#### What the task asks:
Restate all entries word for word, minus pictures.

#### Records to use:
☆ ☆ ☆ ☆

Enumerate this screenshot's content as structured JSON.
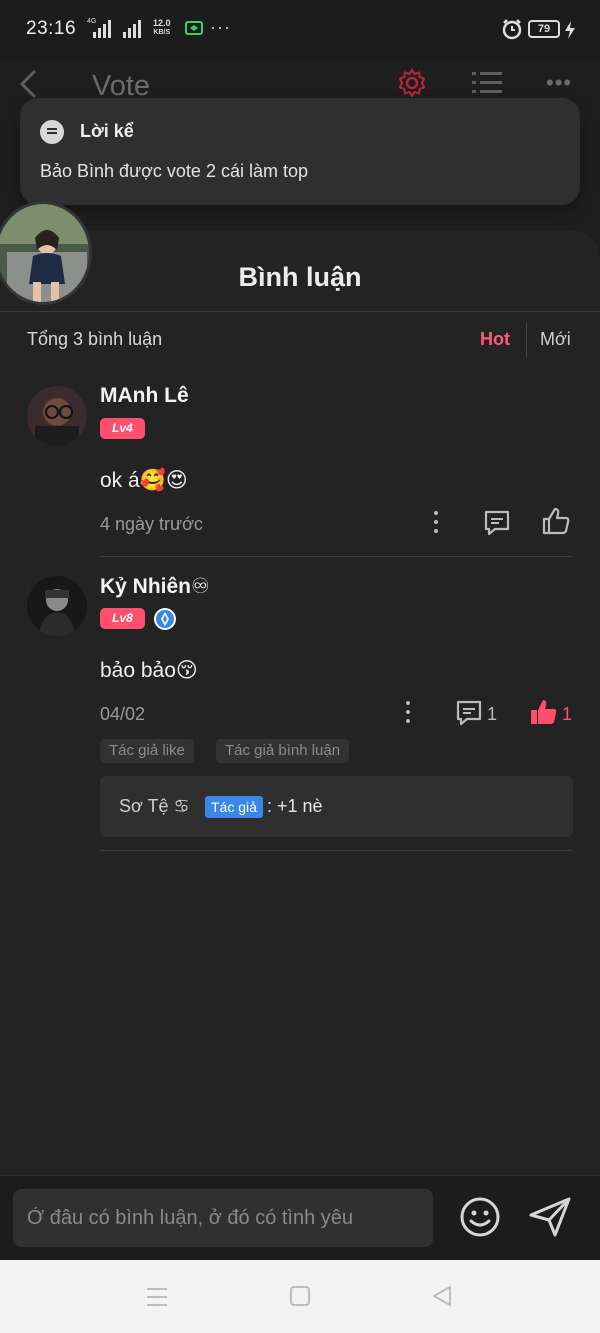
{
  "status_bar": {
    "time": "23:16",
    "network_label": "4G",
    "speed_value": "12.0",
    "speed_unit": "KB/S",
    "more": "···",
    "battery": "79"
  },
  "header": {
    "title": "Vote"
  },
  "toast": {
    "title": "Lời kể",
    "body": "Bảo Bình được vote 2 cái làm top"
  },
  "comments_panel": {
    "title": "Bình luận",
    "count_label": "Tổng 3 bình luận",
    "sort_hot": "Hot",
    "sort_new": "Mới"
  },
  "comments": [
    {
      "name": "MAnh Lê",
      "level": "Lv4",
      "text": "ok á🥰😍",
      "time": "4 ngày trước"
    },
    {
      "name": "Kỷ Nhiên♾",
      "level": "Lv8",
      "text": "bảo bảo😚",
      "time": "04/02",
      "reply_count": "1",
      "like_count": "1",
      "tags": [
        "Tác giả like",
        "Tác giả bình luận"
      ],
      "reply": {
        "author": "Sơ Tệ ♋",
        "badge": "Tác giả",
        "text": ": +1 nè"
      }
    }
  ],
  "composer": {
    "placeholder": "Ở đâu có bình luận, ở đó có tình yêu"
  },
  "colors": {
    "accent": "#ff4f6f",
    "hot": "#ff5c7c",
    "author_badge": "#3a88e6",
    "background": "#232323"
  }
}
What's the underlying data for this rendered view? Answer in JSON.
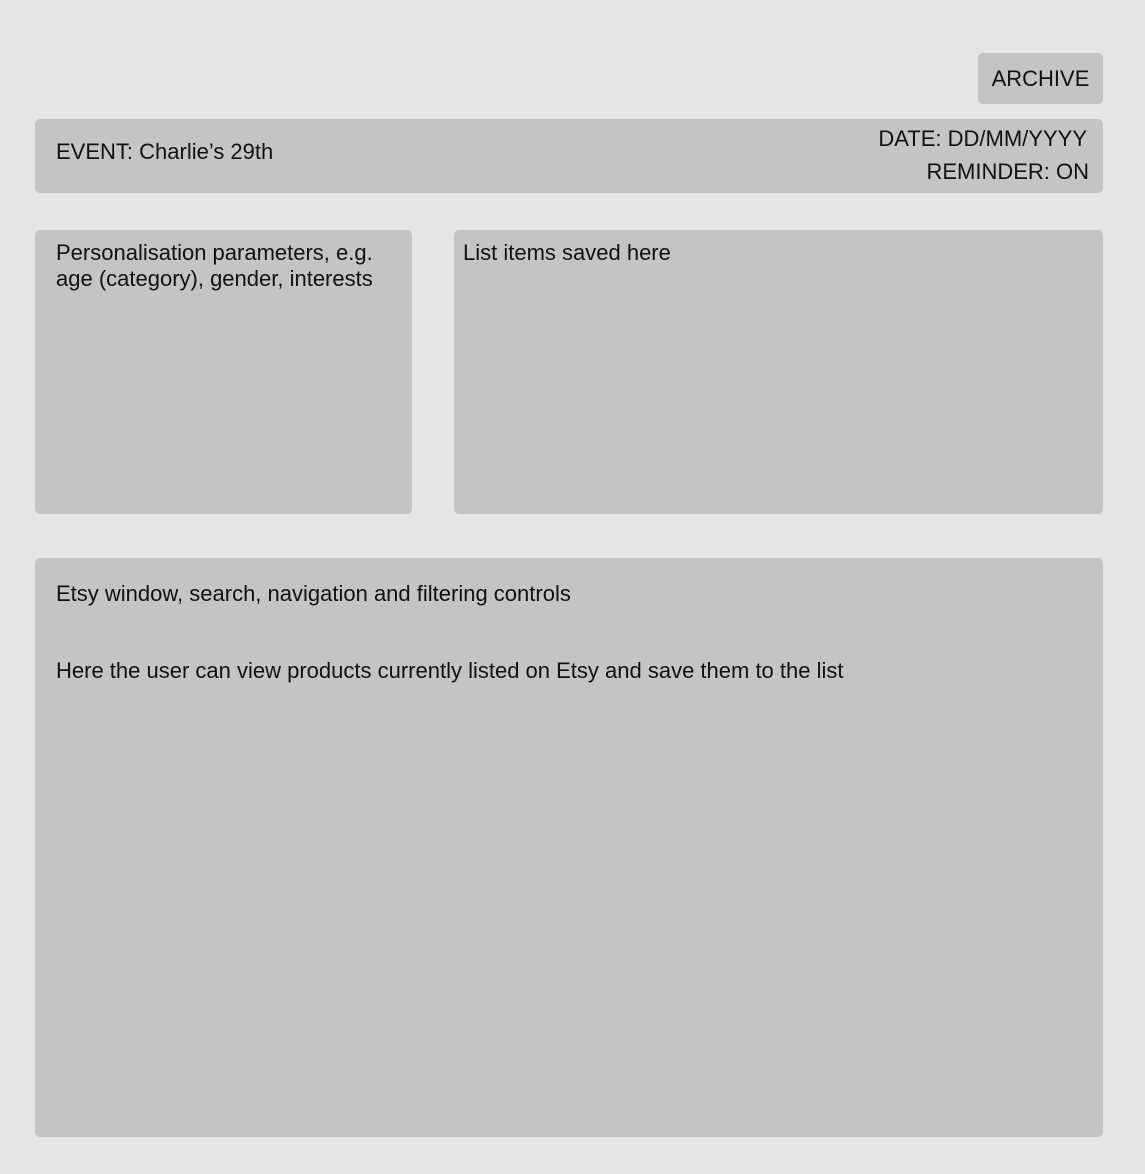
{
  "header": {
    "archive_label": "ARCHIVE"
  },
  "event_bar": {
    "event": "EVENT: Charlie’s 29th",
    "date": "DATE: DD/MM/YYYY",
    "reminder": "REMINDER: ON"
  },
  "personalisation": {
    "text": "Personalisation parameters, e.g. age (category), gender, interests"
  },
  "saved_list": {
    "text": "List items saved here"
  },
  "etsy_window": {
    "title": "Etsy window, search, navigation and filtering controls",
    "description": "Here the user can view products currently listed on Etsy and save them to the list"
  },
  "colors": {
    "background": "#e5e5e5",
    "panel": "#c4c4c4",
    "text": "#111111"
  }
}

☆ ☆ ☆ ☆

#### Solution:
Enumerate this screenshot's content as structured JSON.
{
  "status_bar": {
    "time": "23:16",
    "network_label": "4G",
    "speed_value": "12.0",
    "speed_unit": "KB/S",
    "more": "···",
    "battery": "79"
  },
  "header": {
    "title": "Vote"
  },
  "toast": {
    "title": "Lời kể",
    "body": "Bảo Bình được vote 2 cái làm top"
  },
  "comments_panel": {
    "title": "Bình luận",
    "count_label": "Tổng 3 bình luận",
    "sort_hot": "Hot",
    "sort_new": "Mới"
  },
  "comments": [
    {
      "name": "MAnh Lê",
      "level": "Lv4",
      "text": "ok á🥰😍",
      "time": "4 ngày trước"
    },
    {
      "name": "Kỷ Nhiên♾",
      "level": "Lv8",
      "text": "bảo bảo😚",
      "time": "04/02",
      "reply_count": "1",
      "like_count": "1",
      "tags": [
        "Tác giả like",
        "Tác giả bình luận"
      ],
      "reply": {
        "author": "Sơ Tệ ♋",
        "badge": "Tác giả",
        "text": ": +1 nè"
      }
    }
  ],
  "composer": {
    "placeholder": "Ở đâu có bình luận, ở đó có tình yêu"
  },
  "colors": {
    "accent": "#ff4f6f",
    "hot": "#ff5c7c",
    "author_badge": "#3a88e6",
    "background": "#232323"
  }
}
What's the underlying data for this rendered view? Answer in JSON.
{
  "header": {
    "archive_label": "ARCHIVE"
  },
  "event_bar": {
    "event": "EVENT: Charlie’s 29th",
    "date": "DATE: DD/MM/YYYY",
    "reminder": "REMINDER: ON"
  },
  "personalisation": {
    "text": "Personalisation parameters, e.g. age (category), gender, interests"
  },
  "saved_list": {
    "text": "List items saved here"
  },
  "etsy_window": {
    "title": "Etsy window, search, navigation and filtering controls",
    "description": "Here the user can view products currently listed on Etsy and save them to the list"
  },
  "colors": {
    "background": "#e5e5e5",
    "panel": "#c4c4c4",
    "text": "#111111"
  }
}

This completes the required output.